What are Sprockets?

Sprockets are mechanical wheels that have teeth or spikes that are meant to move the wheel and rotate it with the chain or belt. The teeth or spikes engage with the belt and rotate with the belt in a synchronised manner. To work efficiently it is extremely important for the sprocket and the belt to have the same thickness.


The basic design of sprockets is almost similar all over the world and they are extensively used in some specific industries like cars, bicycles, motorcycles, and other types of machinery to mechanise various functions and applications.


What are the different types of Sprockets?

There are different types of sprockets available in the market, in different shapes and sizes and with different numbers of teeth or spikes. They are divided into the following categories according to the above-mentioned distinctions:

Double Duty Sprockets- These sprockets have two teeth on every single pitch.

Multiple Strand Sprockets- These sprockets are used where surplus power and torque are required.

Idler Sprockets- These sprockets are used along with long chains to eliminate uneven load distribution.

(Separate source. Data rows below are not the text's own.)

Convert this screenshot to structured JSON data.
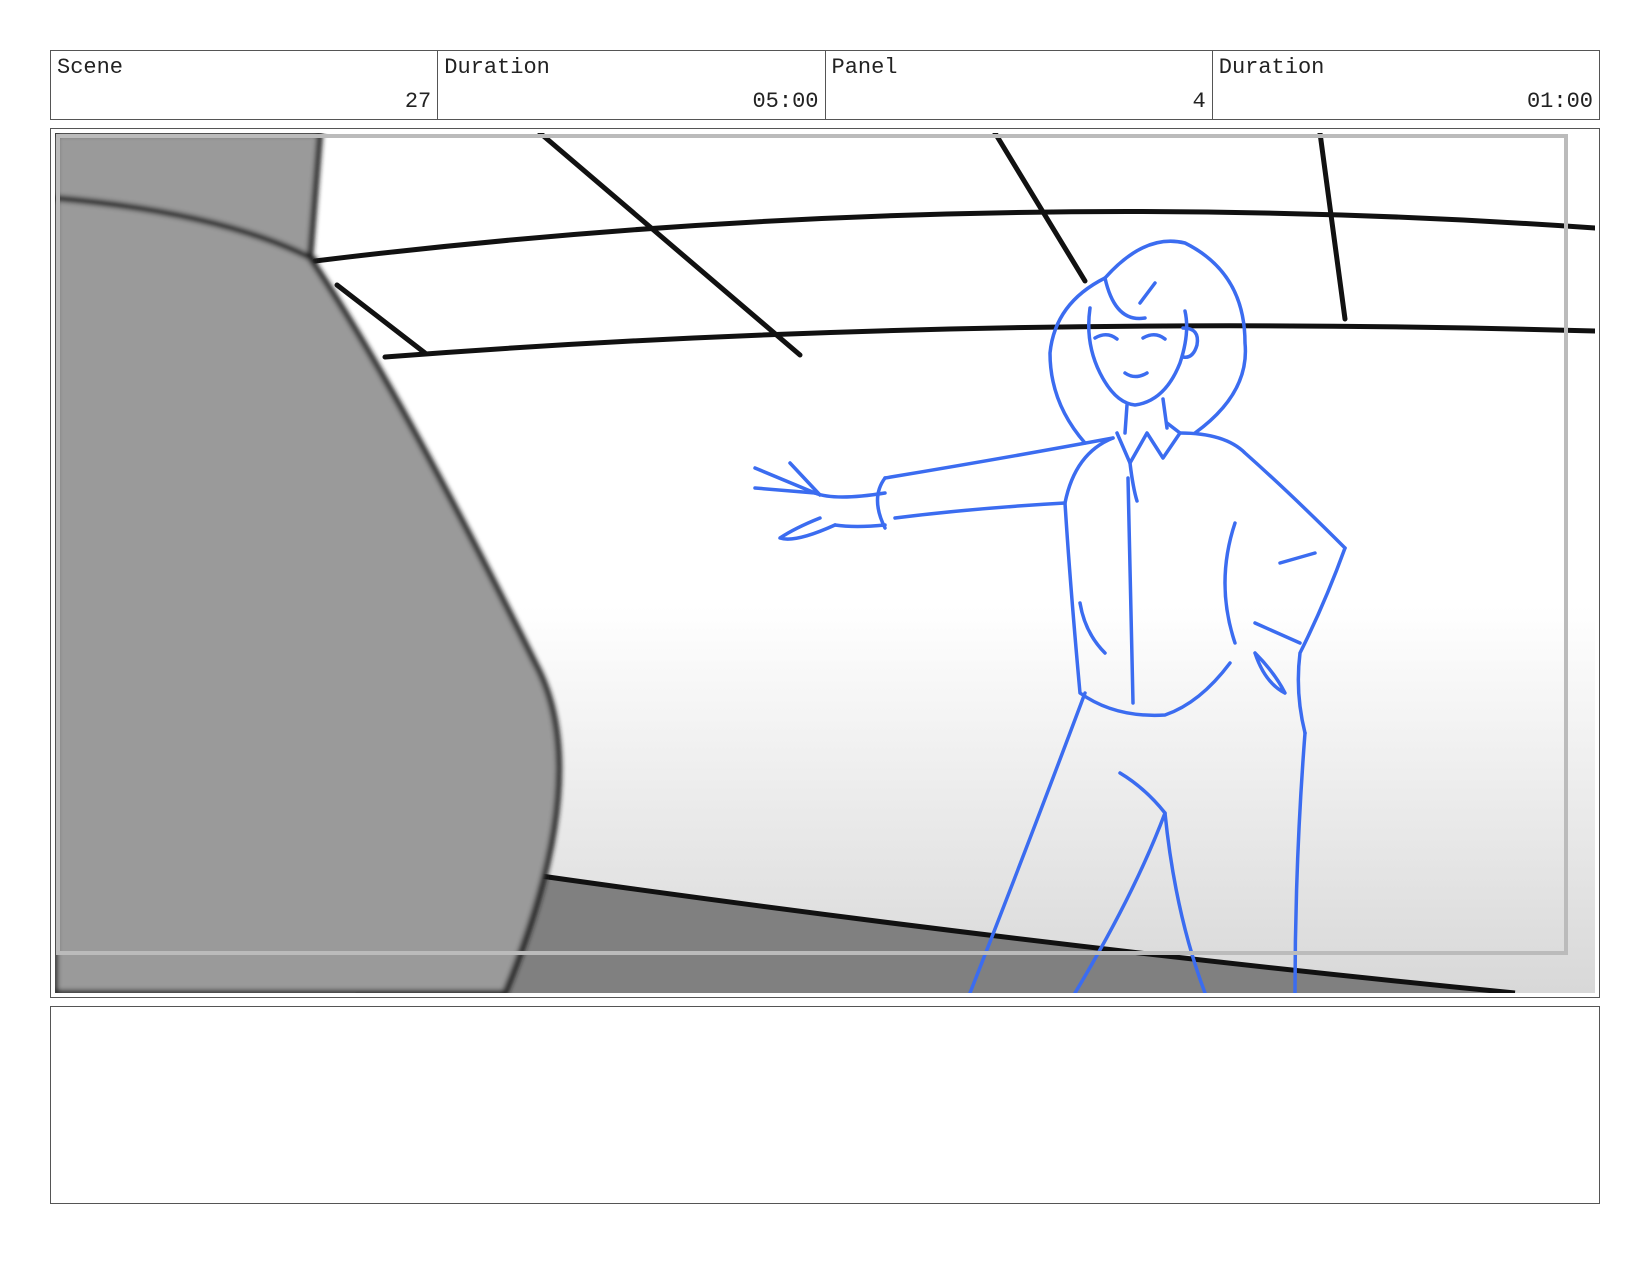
{
  "header": {
    "scene_label": "Scene",
    "scene_value": "27",
    "scene_duration_label": "Duration",
    "scene_duration_value": "05:00",
    "panel_label": "Panel",
    "panel_value": "4",
    "panel_duration_label": "Duration",
    "panel_duration_value": "01:00"
  },
  "colors": {
    "sketch_line": "#3b6cf0",
    "ink_line": "#111111",
    "foreground_gray": "#9a9a9a",
    "floor_gray": "#7f7f7f"
  }
}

Hunting Tooth Sprockets- These sprockets have an uneven number of teeth to last longer than the other types of sprockets.


What is the working mechanism of Sprockets?

The working mechanism of sprockets is excessively simple to understand. In order to function properly, one sprocket serves as the “driver” and the other as the “driven,” and they are connected by a chain or belt. They are then propelled by force or motion, which transfers power or modifies the torque or speed of a mechanical system.


Sprockets with more teeth can carry larger loads, but they also generate more friction, which slows down movement.

The notches wear away when a chain passes over them, so if the tip has sharpened or become caught, they need to be replaced.


What are some common uses of Sprockets?

Sprockets are frequently used on bicycles to pull a connected chain that causes the rider’s foot motion to rotate the wheels.

Post time: Mar-28-2024